Goldman Sachs Group Inc’s quarterly profit fell by more than half and revenue slumped to its lowest in more than four years as market volatility hit the Wall Street bank’s bond trading and investment banking businesses.
Goldman, wrapping up a dismal quarter for big U.S. banks, reported a 40 percent drop in net revenue, reflecting declines in all of its main businesses.
As with other banks, Goldman’s trading revenue was hit by sliding commodity and oil prices, worries about the Chinese economy and uncertainty about U.S. interest rates.
Highlighting the challenges facing the bank, Goldman’s return on average common equity – a measure of how well the bank uses shareholder money – was 6.4 percent in the quarter, down from 14.7 percent a year earlier.
Many investors think ROE should be at least 10 percent to cover the cost of capital.
Goldman, whose shares were down 1 percent in early trading on Tuesday, said its revenue from trading bonds, currencies and commodities (FICC) fell about 47 percent.
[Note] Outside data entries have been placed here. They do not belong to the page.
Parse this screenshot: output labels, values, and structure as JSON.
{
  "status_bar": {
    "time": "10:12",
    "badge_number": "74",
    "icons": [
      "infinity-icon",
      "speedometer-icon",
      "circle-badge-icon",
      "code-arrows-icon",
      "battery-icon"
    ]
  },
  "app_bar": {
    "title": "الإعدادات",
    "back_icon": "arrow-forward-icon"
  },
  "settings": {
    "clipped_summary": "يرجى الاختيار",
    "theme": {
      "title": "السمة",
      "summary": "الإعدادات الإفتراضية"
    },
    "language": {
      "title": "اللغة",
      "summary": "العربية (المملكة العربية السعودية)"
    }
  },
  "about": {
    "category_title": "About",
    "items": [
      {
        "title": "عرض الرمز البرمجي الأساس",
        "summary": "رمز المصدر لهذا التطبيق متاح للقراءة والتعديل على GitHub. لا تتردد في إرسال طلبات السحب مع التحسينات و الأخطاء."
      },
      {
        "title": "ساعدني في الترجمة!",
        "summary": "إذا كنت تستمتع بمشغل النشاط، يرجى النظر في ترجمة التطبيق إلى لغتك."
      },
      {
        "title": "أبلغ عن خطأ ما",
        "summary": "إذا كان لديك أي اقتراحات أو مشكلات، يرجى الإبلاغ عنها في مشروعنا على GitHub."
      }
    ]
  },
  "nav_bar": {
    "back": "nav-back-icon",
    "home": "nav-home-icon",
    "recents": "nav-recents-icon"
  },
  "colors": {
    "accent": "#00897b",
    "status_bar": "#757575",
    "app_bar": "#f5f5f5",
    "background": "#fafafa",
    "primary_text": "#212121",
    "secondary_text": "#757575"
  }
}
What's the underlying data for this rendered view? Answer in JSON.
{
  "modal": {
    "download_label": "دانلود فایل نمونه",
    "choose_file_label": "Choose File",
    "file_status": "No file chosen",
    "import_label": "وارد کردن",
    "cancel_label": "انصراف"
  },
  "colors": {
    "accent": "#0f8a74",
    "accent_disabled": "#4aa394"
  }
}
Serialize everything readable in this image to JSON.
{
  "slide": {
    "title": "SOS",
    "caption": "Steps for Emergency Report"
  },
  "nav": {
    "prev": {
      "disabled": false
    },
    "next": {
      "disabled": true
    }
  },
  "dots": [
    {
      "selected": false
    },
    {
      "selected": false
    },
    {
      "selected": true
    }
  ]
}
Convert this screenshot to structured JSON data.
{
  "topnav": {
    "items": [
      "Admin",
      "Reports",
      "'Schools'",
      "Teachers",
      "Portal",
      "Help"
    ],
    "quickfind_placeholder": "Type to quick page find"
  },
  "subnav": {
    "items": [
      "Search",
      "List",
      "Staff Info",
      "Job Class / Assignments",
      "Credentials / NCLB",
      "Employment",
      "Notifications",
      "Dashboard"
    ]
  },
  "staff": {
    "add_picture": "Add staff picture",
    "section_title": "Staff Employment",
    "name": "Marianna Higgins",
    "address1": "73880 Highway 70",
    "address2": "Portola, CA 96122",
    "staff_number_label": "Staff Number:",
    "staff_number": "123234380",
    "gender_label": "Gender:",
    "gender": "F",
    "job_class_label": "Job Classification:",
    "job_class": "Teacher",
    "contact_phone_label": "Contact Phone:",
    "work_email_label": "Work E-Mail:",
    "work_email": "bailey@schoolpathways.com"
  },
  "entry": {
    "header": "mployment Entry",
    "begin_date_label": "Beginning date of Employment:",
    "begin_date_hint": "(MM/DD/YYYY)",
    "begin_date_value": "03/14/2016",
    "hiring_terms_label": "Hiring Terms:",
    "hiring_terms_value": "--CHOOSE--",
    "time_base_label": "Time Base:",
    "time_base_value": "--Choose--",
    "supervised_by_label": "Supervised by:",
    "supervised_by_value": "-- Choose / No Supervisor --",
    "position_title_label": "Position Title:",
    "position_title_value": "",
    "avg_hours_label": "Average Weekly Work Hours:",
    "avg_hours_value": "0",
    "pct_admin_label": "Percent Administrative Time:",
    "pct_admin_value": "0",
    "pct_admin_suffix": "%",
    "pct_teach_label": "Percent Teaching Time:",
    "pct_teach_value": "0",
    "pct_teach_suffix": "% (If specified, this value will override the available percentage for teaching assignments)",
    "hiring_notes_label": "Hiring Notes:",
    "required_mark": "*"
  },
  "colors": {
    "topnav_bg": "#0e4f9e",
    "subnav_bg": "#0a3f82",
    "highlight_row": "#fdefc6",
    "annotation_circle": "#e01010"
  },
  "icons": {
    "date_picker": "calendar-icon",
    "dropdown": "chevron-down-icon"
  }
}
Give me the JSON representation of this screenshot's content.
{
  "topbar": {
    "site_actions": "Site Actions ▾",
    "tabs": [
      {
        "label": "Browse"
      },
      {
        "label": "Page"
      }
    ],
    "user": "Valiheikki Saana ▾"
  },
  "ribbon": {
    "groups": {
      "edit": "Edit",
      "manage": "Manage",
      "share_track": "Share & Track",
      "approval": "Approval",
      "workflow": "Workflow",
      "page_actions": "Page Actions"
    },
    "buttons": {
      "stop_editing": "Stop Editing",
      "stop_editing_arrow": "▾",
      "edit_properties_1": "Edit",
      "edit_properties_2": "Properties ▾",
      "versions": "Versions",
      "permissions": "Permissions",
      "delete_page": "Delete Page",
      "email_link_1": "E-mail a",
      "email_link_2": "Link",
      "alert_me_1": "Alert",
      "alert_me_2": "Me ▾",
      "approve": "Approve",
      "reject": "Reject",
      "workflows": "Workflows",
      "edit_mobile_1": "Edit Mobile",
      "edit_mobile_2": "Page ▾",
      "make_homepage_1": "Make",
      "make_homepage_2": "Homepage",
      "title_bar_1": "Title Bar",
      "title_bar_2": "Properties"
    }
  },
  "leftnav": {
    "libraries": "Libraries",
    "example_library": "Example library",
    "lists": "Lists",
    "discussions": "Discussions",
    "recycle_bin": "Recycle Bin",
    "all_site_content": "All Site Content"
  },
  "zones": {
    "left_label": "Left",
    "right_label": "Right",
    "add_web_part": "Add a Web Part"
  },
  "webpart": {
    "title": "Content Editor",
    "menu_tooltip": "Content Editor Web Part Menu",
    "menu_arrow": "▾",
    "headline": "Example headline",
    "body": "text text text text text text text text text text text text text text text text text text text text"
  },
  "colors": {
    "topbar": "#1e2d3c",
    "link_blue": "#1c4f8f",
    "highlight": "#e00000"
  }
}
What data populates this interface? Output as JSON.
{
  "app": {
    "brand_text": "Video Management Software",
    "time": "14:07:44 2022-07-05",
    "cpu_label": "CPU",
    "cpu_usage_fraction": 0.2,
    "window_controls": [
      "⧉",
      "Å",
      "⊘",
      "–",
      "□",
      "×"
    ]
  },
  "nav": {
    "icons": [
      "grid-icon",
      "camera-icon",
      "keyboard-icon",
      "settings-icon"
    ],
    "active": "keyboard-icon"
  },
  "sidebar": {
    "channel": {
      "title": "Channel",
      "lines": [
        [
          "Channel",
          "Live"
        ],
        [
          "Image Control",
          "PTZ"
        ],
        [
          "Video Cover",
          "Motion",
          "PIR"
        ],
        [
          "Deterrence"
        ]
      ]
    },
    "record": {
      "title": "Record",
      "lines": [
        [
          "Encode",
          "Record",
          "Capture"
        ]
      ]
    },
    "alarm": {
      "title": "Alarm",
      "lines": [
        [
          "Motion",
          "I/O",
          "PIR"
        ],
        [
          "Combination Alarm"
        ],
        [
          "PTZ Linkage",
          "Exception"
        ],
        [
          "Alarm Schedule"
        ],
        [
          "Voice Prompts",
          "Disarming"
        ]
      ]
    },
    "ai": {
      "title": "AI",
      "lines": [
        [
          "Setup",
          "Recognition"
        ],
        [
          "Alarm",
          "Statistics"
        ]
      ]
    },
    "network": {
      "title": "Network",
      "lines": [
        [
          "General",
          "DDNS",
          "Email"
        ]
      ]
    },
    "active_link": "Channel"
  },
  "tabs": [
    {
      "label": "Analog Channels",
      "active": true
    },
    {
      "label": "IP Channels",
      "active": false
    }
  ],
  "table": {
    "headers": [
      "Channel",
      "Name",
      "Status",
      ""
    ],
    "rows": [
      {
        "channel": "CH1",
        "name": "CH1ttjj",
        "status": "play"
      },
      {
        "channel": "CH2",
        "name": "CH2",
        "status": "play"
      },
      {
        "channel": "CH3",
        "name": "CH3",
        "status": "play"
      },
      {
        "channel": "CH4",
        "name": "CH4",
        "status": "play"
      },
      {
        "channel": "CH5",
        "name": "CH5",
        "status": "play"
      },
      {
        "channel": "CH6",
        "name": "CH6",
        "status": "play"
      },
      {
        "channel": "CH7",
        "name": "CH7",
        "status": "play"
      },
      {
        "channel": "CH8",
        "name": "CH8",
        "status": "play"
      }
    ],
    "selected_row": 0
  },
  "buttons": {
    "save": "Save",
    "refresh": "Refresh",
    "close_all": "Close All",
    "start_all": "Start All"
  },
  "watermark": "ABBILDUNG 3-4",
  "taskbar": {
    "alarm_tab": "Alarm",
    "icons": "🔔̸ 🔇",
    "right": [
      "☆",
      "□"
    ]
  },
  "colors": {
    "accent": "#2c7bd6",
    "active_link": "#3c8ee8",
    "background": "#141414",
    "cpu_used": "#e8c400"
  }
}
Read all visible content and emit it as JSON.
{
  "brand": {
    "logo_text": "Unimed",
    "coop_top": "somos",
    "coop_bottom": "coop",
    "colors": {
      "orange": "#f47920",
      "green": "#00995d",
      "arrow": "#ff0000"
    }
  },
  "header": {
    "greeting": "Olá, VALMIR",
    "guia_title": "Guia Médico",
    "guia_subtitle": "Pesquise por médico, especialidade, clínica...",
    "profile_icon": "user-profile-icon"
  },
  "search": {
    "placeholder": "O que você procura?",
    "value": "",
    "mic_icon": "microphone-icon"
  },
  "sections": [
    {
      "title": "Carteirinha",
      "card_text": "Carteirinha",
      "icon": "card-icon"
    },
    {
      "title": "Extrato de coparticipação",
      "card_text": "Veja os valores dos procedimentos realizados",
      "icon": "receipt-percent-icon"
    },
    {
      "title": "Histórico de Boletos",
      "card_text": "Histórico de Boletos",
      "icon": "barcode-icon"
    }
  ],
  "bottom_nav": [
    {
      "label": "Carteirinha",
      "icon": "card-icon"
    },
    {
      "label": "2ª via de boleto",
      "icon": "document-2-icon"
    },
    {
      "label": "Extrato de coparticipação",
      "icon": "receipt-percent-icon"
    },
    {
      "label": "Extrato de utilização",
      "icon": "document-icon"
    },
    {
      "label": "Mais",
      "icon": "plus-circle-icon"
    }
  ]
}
Equities trading revenue, normally a strength, slid 23 percent.
FICC accounted for 26.2 percent of total revenue in the quarter – a far cry from the 40 percent the business regularly contributed before the financial crisis.
“The market was braced for a weak quarter, but we think the breadth of weakness on the top line will be a disappointment as people try to grapple with the timing of the recovery,” Evercore ISI analyst Glenn Schorr wrote in a client note.
Goldman’s traditional rival, Morgan Stanley, reported a 54 percent drop in adjusted revenue from fixed income and commodities trading and a similar drop in net profit. Its equities trading revenue fell 9.3 percent.
Goldman reported a 56.3 percent fall in net income applicable to common shareholders to $1.2 billion, or $2.68 per share, for the three months ended March 31. That compared with $2.75 billion, or $5.94 per share, a year earlier, when the bank recorded its best quarterly profit in five years.
Analysts on average had expected earnings of $2.45 per share, according to Thomson Reuters I/B/E/S.
Net revenue fell to $6.34 billion from $10.62 billion.
COMPENSATION COSTS DROP
Goldman’s investment banking revenue, which includes income from advising on deals and underwriting bond and share offerings, fell 23.2 percent to $1.46 billion in the quarter.
Goldman, like its rivals, has been cutting costs to make up for weak revenue.
Compensation costs fell 40.3 percent to $2.66 billion in the latest quarter. Operating costs fell 28.7 percent to $4.76 billion as employee compensation costs dropped about 40 percent.
Non-compensation costs fell 5.6 percent to $2.1 billion, the lowest in seven years, as a result of lower provisions for litigation and other regulatory matters.
Goldman Sachs, JPMorgan Chase & Co, Bank of America Corp and Morgan Stanley together have cut nearly $4 billion in compensation costs since the first quarter of 2015, according to Reuters calculations.
Up to Monday’s close of $159.02, Goldman’s shares had fallen about 12 percent since the start of the year.